    This pivotal addition to equestrian equipment revolutionized the posture and control of riders, allowing for increased stability and balance during maneuvers. The utilization of the stirrup brought about a shift from reliance on military strategies to more nuanced approaches to riding, influencing the development of sophisticated

    • Chinese cavalry tactics,
    • traditional horsemanship,
    • and ceremonial equestrian arts

    in the region.

    The stirrup’s incorporation supported the evolution of equestrian sports, enabling riders to engage in

    • complex stunts,
    • precise maneuvers,
    • and prolonged rides

    with enhanced comfort and capability, expanding the horizons of equestrianism in Asia and beyond.

    The Cultural Significance of the Stirrup

    The Cultural Significance of the Stirrup - History Of The Stirrup

    Credits: Horselife.Org – Stephen Martinez

    The cultural significance of the stirrup permeated artistic expressions, literary narratives, and historical accounts, serving as a symbol of equestrian prowess and technological innovation across diverse Asian cultures throughout the ages.

    The Symbolism of the Stirrup in Different Cultures

    The symbolic significance of the stirrup was a recurring theme in the artistic and literary traditions of Asia, with notable depictions and references in the works of Chinese, Indian, and Mongolian cultural narratives, reflecting its enduring symbolism and cultural resonance.

    In China, the stirrup holds rich symbolisms, often associated with military prowess and conquest. Its presence in ancient Chinese art and literature symbolizes authority and dominance, serving as a representation of power and control. Similarly, in Indian cultural narratives, the stirrup is depicted as a mark of valor and heroism, often appearing in epic tales and mythological texts as a symbol of bravery and courage.

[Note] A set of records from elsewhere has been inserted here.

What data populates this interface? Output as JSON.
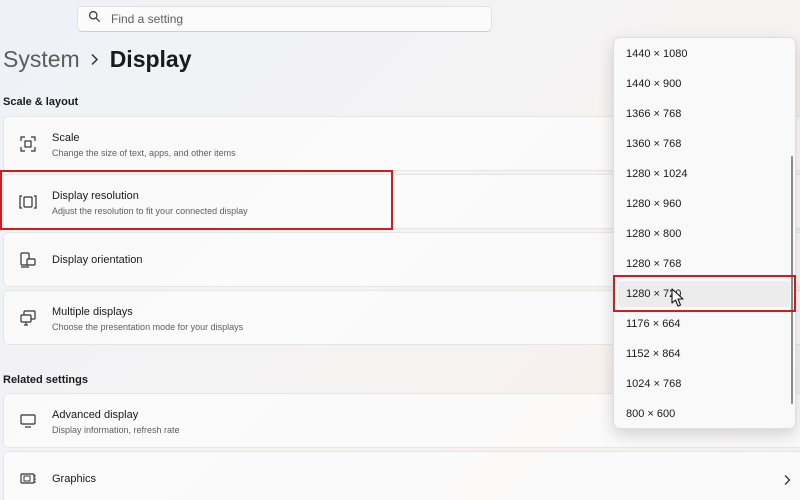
{
  "search": {
    "placeholder": "Find a setting"
  },
  "breadcrumb": {
    "parent": "System",
    "current": "Display"
  },
  "sections": {
    "scale_layout": "Scale & layout",
    "related": "Related settings"
  },
  "cards": {
    "scale": {
      "title": "Scale",
      "desc": "Change the size of text, apps, and other items"
    },
    "resolution": {
      "title": "Display resolution",
      "desc": "Adjust the resolution to fit your connected display"
    },
    "orientation": {
      "title": "Display orientation"
    },
    "multiple": {
      "title": "Multiple displays",
      "desc": "Choose the presentation mode for your displays"
    },
    "advanced": {
      "title": "Advanced display",
      "desc": "Display information, refresh rate"
    },
    "graphics": {
      "title": "Graphics"
    }
  },
  "resolution_options": [
    "1440 × 1080",
    "1440 × 900",
    "1366 × 768",
    "1360 × 768",
    "1280 × 1024",
    "1280 × 960",
    "1280 × 800",
    "1280 × 768",
    "1280 × 720",
    "1176 × 664",
    "1152 × 864",
    "1024 × 768",
    "800 × 600"
  ],
  "hovered_option": "1280 × 720",
  "colors": {
    "highlight": "#c8201e",
    "background": "#f3f3f3"
  },
  "icons": [
    "search-icon",
    "chevron-right-icon",
    "scale-icon",
    "resolution-icon",
    "orientation-icon",
    "multiple-displays-icon",
    "monitor-icon",
    "graphics-icon",
    "mouse-cursor-icon"
  ]
}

    Conversely, in the context of Mongolia, the stirrup carries deep historical significance, embodying the nomadic lifestyle and connection to the land. Its portrayal in Mongolian art and literature manifests the unity between rider and horse, reflecting the nomadic heritage and the symbiotic relationship between the people and their steeds. Whether in the context of warfare, valor, or nomadic traditions, the symbolic connotations of the stirrup endure across diverse Asian cultures.”

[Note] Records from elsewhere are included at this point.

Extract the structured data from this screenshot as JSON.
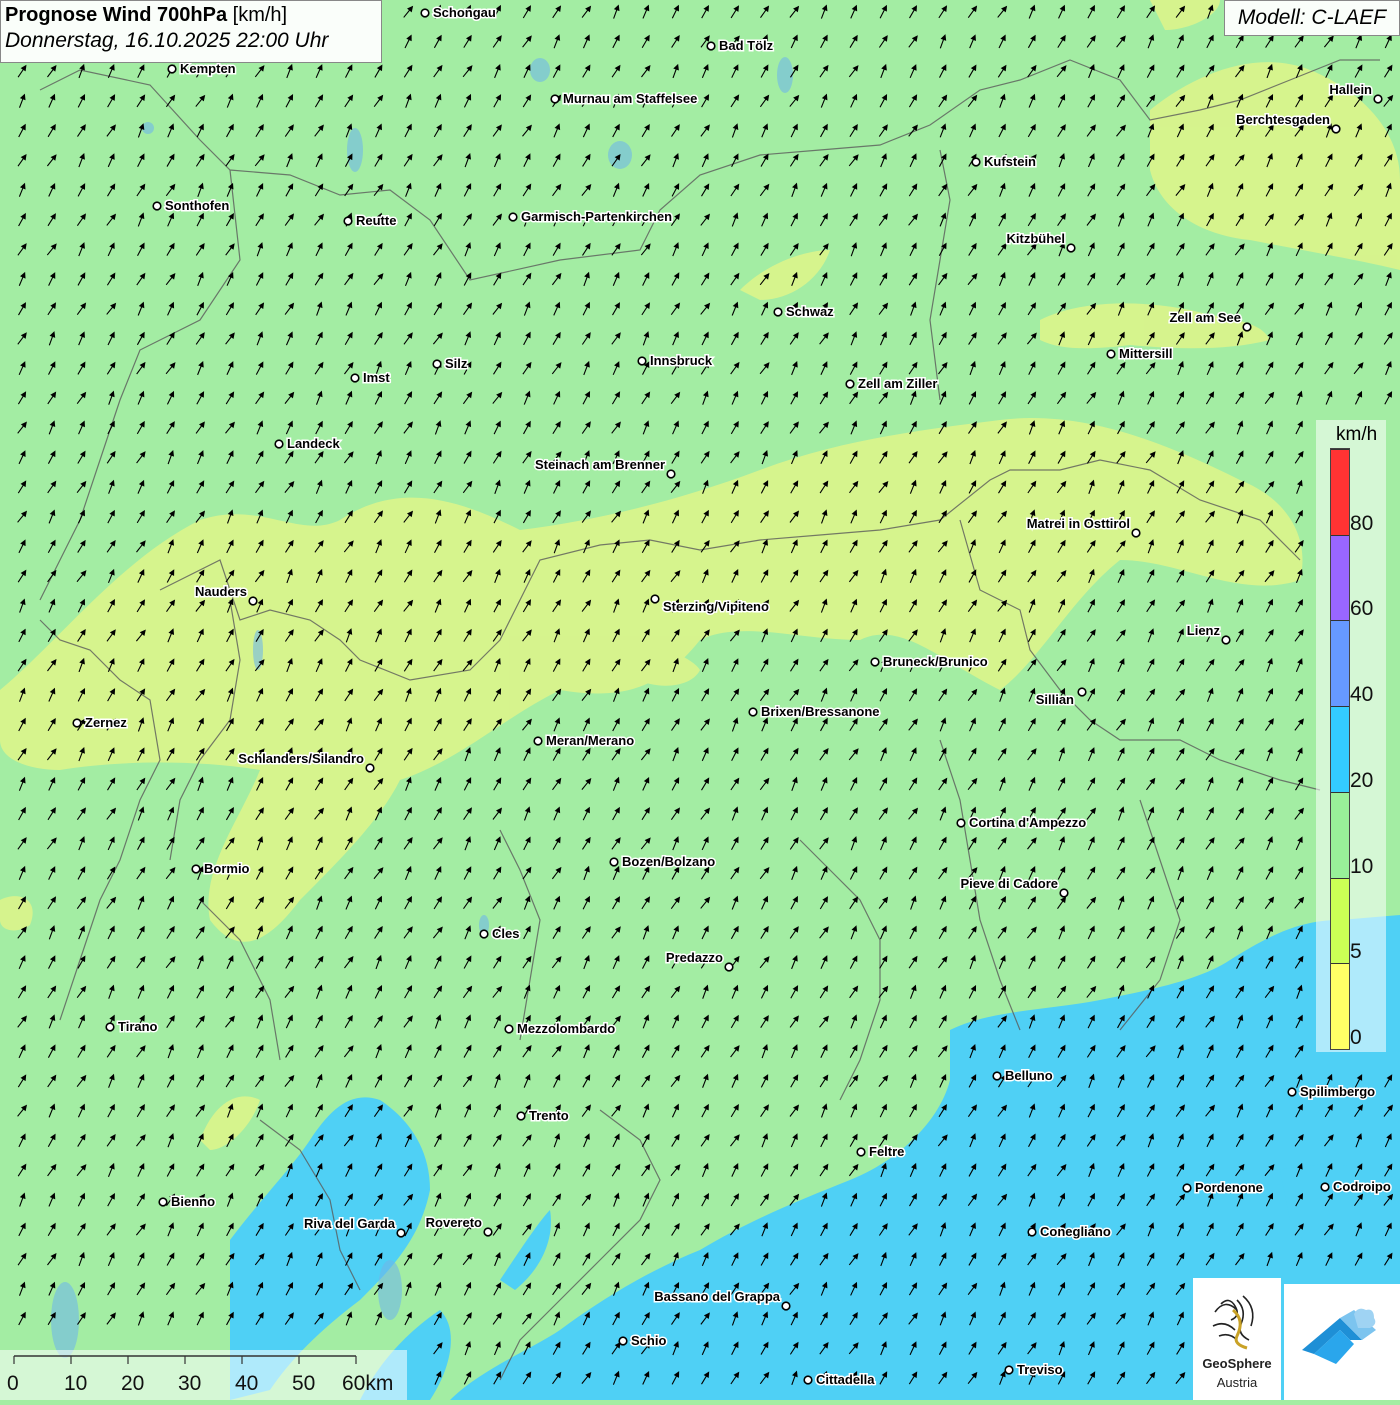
{
  "header": {
    "title_bold": "Prognose Wind 700hPa",
    "title_unit": "[km/h]",
    "subtitle": "Donnerstag, 16.10.2025 22:00 Uhr"
  },
  "model_label": "Modell: C-LAEF",
  "legend": {
    "unit": "km/h",
    "bands": [
      {
        "from": 0,
        "to": 5,
        "color": "#ffff66"
      },
      {
        "from": 5,
        "to": 10,
        "color": "#ccff55"
      },
      {
        "from": 10,
        "to": 20,
        "color": "#99f099"
      },
      {
        "from": 20,
        "to": 40,
        "color": "#33ccff"
      },
      {
        "from": 40,
        "to": 60,
        "color": "#6699ff"
      },
      {
        "from": 60,
        "to": 80,
        "color": "#9966ff"
      },
      {
        "from": 80,
        "to": 100,
        "color": "#ff3333"
      }
    ],
    "ticks": [
      "0",
      "5",
      "10",
      "20",
      "40",
      "60",
      "80"
    ]
  },
  "scale_bar": {
    "labels": [
      "0",
      "10",
      "20",
      "30",
      "40",
      "50",
      "60km"
    ]
  },
  "logo": {
    "name": "GeoSphere",
    "sub": "Austria"
  },
  "app_icon": "geosphere-warn-app-icon",
  "wind_direction": "NE",
  "colors": {
    "field_default": "#a3eda3",
    "field_calm": "#dff58a",
    "field_strong": "#4fd0f5",
    "arrow": "#000000",
    "border": "#5a5a5a"
  },
  "cities": [
    {
      "name": "Schongau"
    },
    {
      "name": "Bad Tölz"
    },
    {
      "name": "Kempten"
    },
    {
      "name": "Murnau am Staffelsee"
    },
    {
      "name": "Hallein"
    },
    {
      "name": "Berchtesgaden"
    },
    {
      "name": "Kufstein"
    },
    {
      "name": "Sonthofen"
    },
    {
      "name": "Reutte"
    },
    {
      "name": "Garmisch-Partenkirchen"
    },
    {
      "name": "Kitzbühel"
    },
    {
      "name": "Schwaz"
    },
    {
      "name": "Zell am See"
    },
    {
      "name": "Mittersill"
    },
    {
      "name": "Innsbruck"
    },
    {
      "name": "Silz"
    },
    {
      "name": "Imst"
    },
    {
      "name": "Zell am Ziller"
    },
    {
      "name": "Landeck"
    },
    {
      "name": "Steinach am Brenner"
    },
    {
      "name": "Matrei in Osttirol"
    },
    {
      "name": "Nauders"
    },
    {
      "name": "Sterzing/Vipiteno"
    },
    {
      "name": "Lienz"
    },
    {
      "name": "Bruneck/Brunico"
    },
    {
      "name": "Sillian"
    },
    {
      "name": "Brixen/Bressanone"
    },
    {
      "name": "Zernez"
    },
    {
      "name": "Meran/Merano"
    },
    {
      "name": "Schlanders/Silandro"
    },
    {
      "name": "Cortina d'Ampezzo"
    },
    {
      "name": "Bozen/Bolzano"
    },
    {
      "name": "Bormio"
    },
    {
      "name": "Pieve di Cadore"
    },
    {
      "name": "Cles"
    },
    {
      "name": "Predazzo"
    },
    {
      "name": "Tirano"
    },
    {
      "name": "Mezzolombardo"
    },
    {
      "name": "Belluno"
    },
    {
      "name": "Spilimbergo"
    },
    {
      "name": "Trento"
    },
    {
      "name": "Feltre"
    },
    {
      "name": "Pordenone"
    },
    {
      "name": "Codroipo"
    },
    {
      "name": "Bienno"
    },
    {
      "name": "Riva del Garda"
    },
    {
      "name": "Rovereto"
    },
    {
      "name": "Conegliano"
    },
    {
      "name": "Bassano del Grappa"
    },
    {
      "name": "Schio"
    },
    {
      "name": "Treviso"
    },
    {
      "name": "Cittadella"
    }
  ]
}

    The Use of Stirrups in Art and Literature

    The incorporation of stirrups in art and literature of various Asian societies, such as Japan, China, and India, offered a compelling depiction of equestrian culture, historical contexts, and the enduring legacy of technological marvels in the annals of history.

    In the rich tapestries of Asian artistic and literary expressions, stirrups served as more than just practical riding tools. In China, for instance, the portrayal of stirrups in art symbolized the martial prowess and military might of the ruling elite, while in Japan, they were often featured in samurai armor, emphasizing the connection between the warrior class and horsemanship.

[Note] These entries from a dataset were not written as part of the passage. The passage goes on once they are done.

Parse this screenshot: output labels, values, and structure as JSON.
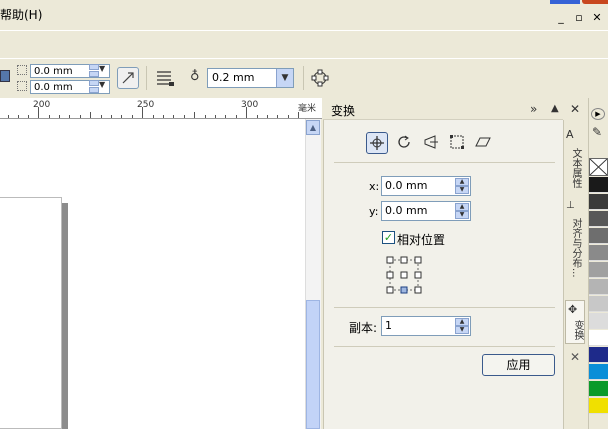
{
  "menu": {
    "help": "帮助(H)"
  },
  "window": {
    "min": "_",
    "restore": "▫",
    "close": "✕"
  },
  "toolbar": {
    "width_value": "0.0 mm",
    "height_value": "0.0 mm",
    "outline_width": "0.2 mm"
  },
  "ruler": {
    "labels": [
      "200",
      "250",
      "300"
    ],
    "unit": "毫米"
  },
  "docker": {
    "title": "变换",
    "expand": "»",
    "collapse": "▲",
    "close": "✕",
    "x_label": "x:",
    "x_value": "0.0 mm",
    "y_label": "y:",
    "y_value": "0.0 mm",
    "relative_label": "相对位置",
    "copies_label": "副本:",
    "copies_value": "1",
    "apply": "应用"
  },
  "tabs": {
    "text_props": "文本属性",
    "align_dist": "对齐与分布...",
    "transform": "变换",
    "close": "✕"
  },
  "palette": {
    "colors": [
      "#1a1a1a",
      "#3a3a3a",
      "#585858",
      "#6e6e6e",
      "#8a8a8a",
      "#a0a0a0",
      "#b4b4b4",
      "#c8c8c8",
      "#dcdcdc",
      "#ffffff",
      "#1e2a8a",
      "#0a8ed8",
      "#0a9a2a",
      "#f0e000"
    ]
  }
}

    Similarly, in India, the representation of stirrups in sculpture and literature reflected the vibrant equestrian culture of ancient times, highlighting the significance of horses in warfare, trade, and royal pageantry.

    The Modern Stirrup

    The modern stirrup continues to play a pivotal role in horseback riding, incorporating advanced materials and design innovations to enhance rider stability, comfort, and performance within the contemporary equestrian landscape.

    The Stirrup’s Role in Modern Horseback Riding

    The stirrup continues to serve as a fundamental component in modern horseback riding, reflecting the confluence of historical tradition, technological advancements, and the enduring legacy of its role in providing stability and support for riders within contemporary equestrian practices.

    Its enduring significance is underscored by the way it seamlessly integrates with modern equestrian technology, ensuring rider comfort and safety. The amalgamation of historical tradition and technological innovation has led to the development of stirrups that cater to diverse riding styles and disciplines, offering a balance between tradition and contemporary functionality.

    Leave a Comment

    Your email address will not be published. Required fields are marked *